Exercise prompt:
When you copy the listing, skip the images and return each line verbatim.

++++++++++++++++++++

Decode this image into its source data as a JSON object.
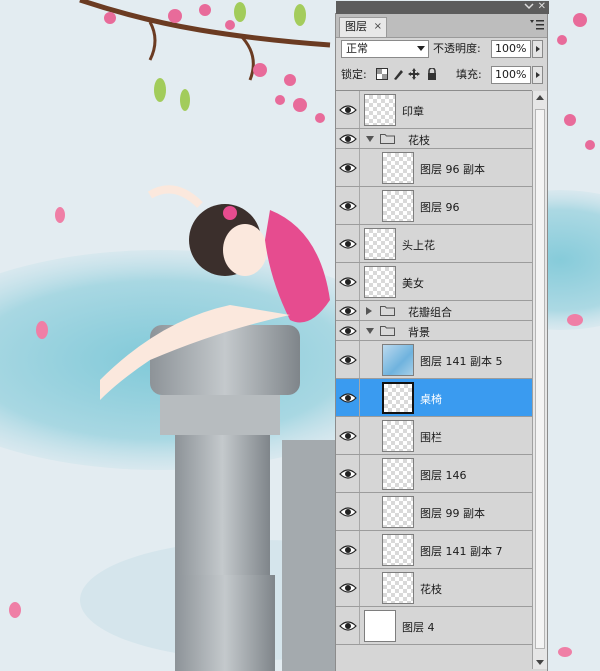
{
  "panel": {
    "tab_label": "图层",
    "tab_close": "×",
    "blend_mode": "正常",
    "opacity_label": "不透明度:",
    "opacity_value": "100%",
    "lock_label": "锁定:",
    "fill_label": "填充:",
    "fill_value": "100%",
    "selection_color": "#3a9bf0"
  },
  "layers": [
    {
      "name": "印章",
      "type": "layer",
      "indent": 0,
      "thumb": "transparent"
    },
    {
      "name": "花枝",
      "type": "group",
      "indent": 0,
      "expanded": true
    },
    {
      "name": "图层 96 副本",
      "type": "layer",
      "indent": 1,
      "thumb": "transparent"
    },
    {
      "name": "图层 96",
      "type": "layer",
      "indent": 1,
      "thumb": "transparent"
    },
    {
      "name": "头上花",
      "type": "layer",
      "indent": 0,
      "thumb": "transparent"
    },
    {
      "name": "美女",
      "type": "layer",
      "indent": 0,
      "thumb": "transparent"
    },
    {
      "name": "花瓣组合",
      "type": "group",
      "indent": 0,
      "expanded": false
    },
    {
      "name": "背景",
      "type": "group",
      "indent": 0,
      "expanded": true
    },
    {
      "name": "图层 141 副本 5",
      "type": "layer",
      "indent": 1,
      "thumb": "blue"
    },
    {
      "name": "桌椅",
      "type": "layer",
      "indent": 1,
      "thumb": "transparent",
      "selected": true
    },
    {
      "name": "围栏",
      "type": "layer",
      "indent": 1,
      "thumb": "transparent"
    },
    {
      "name": "图层 146",
      "type": "layer",
      "indent": 1,
      "thumb": "transparent"
    },
    {
      "name": "图层 99 副本",
      "type": "layer",
      "indent": 1,
      "thumb": "transparent"
    },
    {
      "name": "图层 141 副本 7",
      "type": "layer",
      "indent": 1,
      "thumb": "transparent"
    },
    {
      "name": "花枝",
      "type": "layer",
      "indent": 1,
      "thumb": "transparent"
    },
    {
      "name": "图层 4",
      "type": "layer",
      "indent": 0,
      "thumb": "white"
    }
  ]
}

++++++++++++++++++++

Solution to this exercise:
Decode this image into its source data as a JSON object.
{
  "panel": {
    "tab_label": "图层",
    "tab_close": "×",
    "blend_mode": "正常",
    "opacity_label": "不透明度:",
    "opacity_value": "100%",
    "lock_label": "锁定:",
    "fill_label": "填充:",
    "fill_value": "100%",
    "selection_color": "#3a9bf0"
  },
  "layers": [
    {
      "name": "印章",
      "type": "layer",
      "indent": 0,
      "thumb": "transparent"
    },
    {
      "name": "花枝",
      "type": "group",
      "indent": 0,
      "expanded": true
    },
    {
      "name": "图层 96 副本",
      "type": "layer",
      "indent": 1,
      "thumb": "transparent"
    },
    {
      "name": "图层 96",
      "type": "layer",
      "indent": 1,
      "thumb": "transparent"
    },
    {
      "name": "头上花",
      "type": "layer",
      "indent": 0,
      "thumb": "transparent"
    },
    {
      "name": "美女",
      "type": "layer",
      "indent": 0,
      "thumb": "transparent"
    },
    {
      "name": "花瓣组合",
      "type": "group",
      "indent": 0,
      "expanded": false
    },
    {
      "name": "背景",
      "type": "group",
      "indent": 0,
      "expanded": true
    },
    {
      "name": "图层 141 副本 5",
      "type": "layer",
      "indent": 1,
      "thumb": "blue"
    },
    {
      "name": "桌椅",
      "type": "layer",
      "indent": 1,
      "thumb": "transparent",
      "selected": true
    },
    {
      "name": "围栏",
      "type": "layer",
      "indent": 1,
      "thumb": "transparent"
    },
    {
      "name": "图层 146",
      "type": "layer",
      "indent": 1,
      "thumb": "transparent"
    },
    {
      "name": "图层 99 副本",
      "type": "layer",
      "indent": 1,
      "thumb": "transparent"
    },
    {
      "name": "图层 141 副本 7",
      "type": "layer",
      "indent": 1,
      "thumb": "transparent"
    },
    {
      "name": "花枝",
      "type": "layer",
      "indent": 1,
      "thumb": "transparent"
    },
    {
      "name": "图层 4",
      "type": "layer",
      "indent": 0,
      "thumb": "white"
    }
  ]
}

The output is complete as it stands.